Drinking alcohol excessively increases the heart rate and blood pressure. Increased blood pressure increases strain in the veins, also increasing the risk of vein diseases.
Carrying excessive weight in the body can make it harder for the veins to pump blood up the legs against gravity. This can lead to the valves in the veins weakening and increase the risk of developing spider and varicose veins.
- Work, or any lifestyle involving prolonged standing
If you are required to stand for very long hours at work or have a general lifestyle in which you spend a lot of time on your feet, this can also increase the risk of vein diseases. This is because being on your feet for long periods of time means that the veins in your legs are constantly having to work against gravity pushing the blood up to the heart with little rest.
- Poor diet
A diet that is high in salt can increase your blood pressure and add to the strain on your veins. A poor, unbalanced diet can also lead to obesity, which as earlier discussed, can also increase the risk of vein diseases.

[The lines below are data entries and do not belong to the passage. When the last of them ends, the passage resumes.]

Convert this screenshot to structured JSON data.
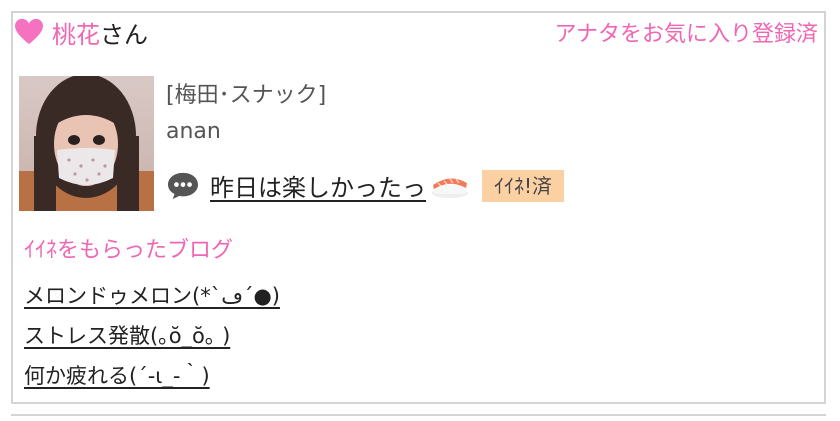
{
  "header": {
    "name": "桃花",
    "honorific": "さん",
    "favorite_status": "アナタをお気に入り登録済"
  },
  "profile": {
    "shop": "[梅田･スナック]",
    "handle": "anan",
    "avatar_icon": "profile-photo"
  },
  "latest_blog": {
    "title": "昨日は楽しかったっ",
    "icon": "speech-bubble-icon",
    "emoji": "sushi-icon",
    "like_badge": "ｲｲﾈ!済"
  },
  "liked_blogs": {
    "heading": "ｲｲﾈをもらったブログ",
    "items": [
      {
        "title": "メロンドゥメロン(*`ڡ´●)"
      },
      {
        "title": "ストレス発散(｡ŏ_ŏ｡ )"
      },
      {
        "title": "何か疲れる(´-ι_-｀)"
      }
    ]
  },
  "colors": {
    "accent_pink": "#f066b4",
    "badge_bg": "#fbd0a3",
    "border": "#d4d4d4"
  }
}
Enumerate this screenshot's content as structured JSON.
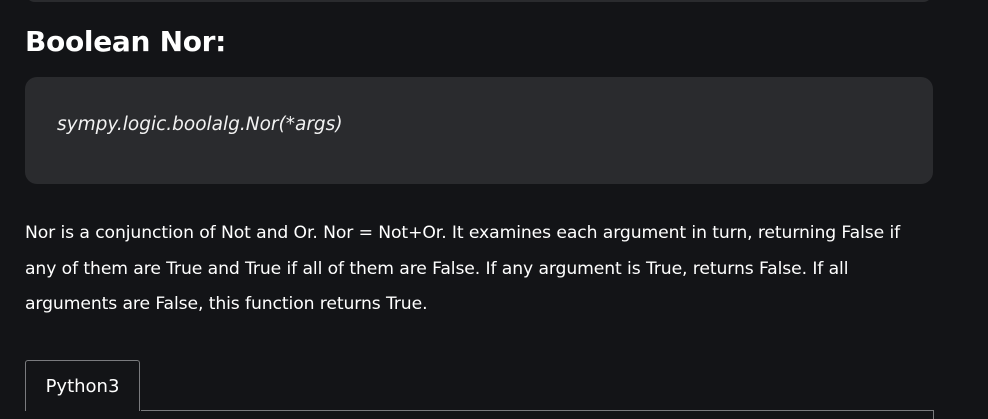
{
  "heading": "Boolean Nor:",
  "signature": "sympy.logic.boolalg.Nor(*args)",
  "description": "Nor is a conjunction of Not and Or. Nor = Not+Or. It examines each argument in turn, returning False if any of them are True and True if all of them are False. If any argument is True, returns False. If all arguments are False, this function returns True.",
  "tabs": [
    {
      "label": "Python3"
    }
  ]
}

- Lack of exercise
Regular exercise can promote the healthy circulation of blood in the body. Not only that, exercises that focus on calves can strengthen calf muscles. Calf muscles work together with veins in the legs to push blood up to the heart. Not having enough exercise on the other hand weakens calf muscles, which means they cannot provide the necessary support to the veins.

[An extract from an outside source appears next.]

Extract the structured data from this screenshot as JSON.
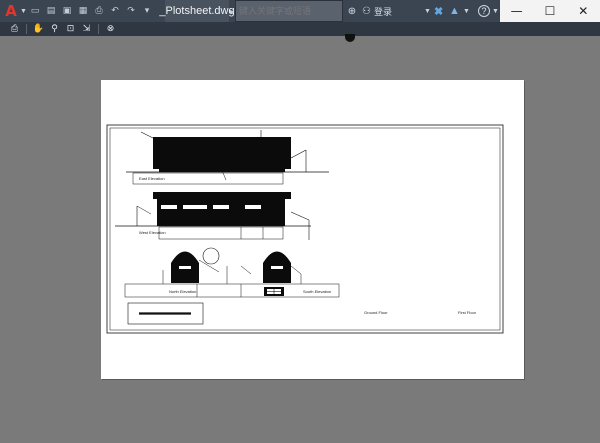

All the above-listed factors can be controlled and will reduce the risk of developing spider and varicose veins. However, it cannot be guaranteed that even if you don’t smoke or drink, have a healthy weight, have a healthy diet, and exercise regularly, you will not develop spider and varicose veins. This is because there are other risk factors that also come into play, and these factors, unfortunately, cannot be controlled by people. Here are the uncontrollable risk factors of vein diseases:
- Biological Sex
Women are more two times likely to develop vein diseases than men. This is because female hormones such as estrogen and progesterone can also act as muscle relaxants. This can increase the risk of blood pooling into the veins in the legs.
Genetics can play a major role in the likelihood of developing vein diseases. If you have family members who have spider or varicose veins, it is more likely that you will develop them too.
As we grow older, our veins and muscles grow old with us as well. Muscles and veins weaken with age and it becomes harder for the veins in the legs to push blood against gravity. This can increase the risk of vein diseases.
Tall people are more likely to develop vein diseases than shorter people. The reason behind this is very simple; the veins in the legs have to pump blood a greater distance if you are tall. This means that the veins have to work harder, and are more likely to weaken over time.
Pregnancy can also increase the risk of developing vein diseases. This is because, during pregnancy, the body increases its blood volume by 20% to 45%. The increased volume of blood adds more pressure to the veins. Not only that, the body gains up to 10 to 12 kg. This added weight also adds more pressure. To top it all, the expanding uterus can apply pressure on the pelvic veins. All of this makes it harder for the veins in the legs to do their job. This added strain increases the risk of developing spider and varicose veins.
If any of these risk factors apply to you and you would like to know more about the best vein treatment options for you, book an appointment with the best vein doctors in California.
In San Jose, our vein center is located in a beautiful neighborhood near Palo Alto, Sunnydale, and Santa Clara. It is down the block from the Santa Clara Medical Center and the Santana Row Shopping Mall.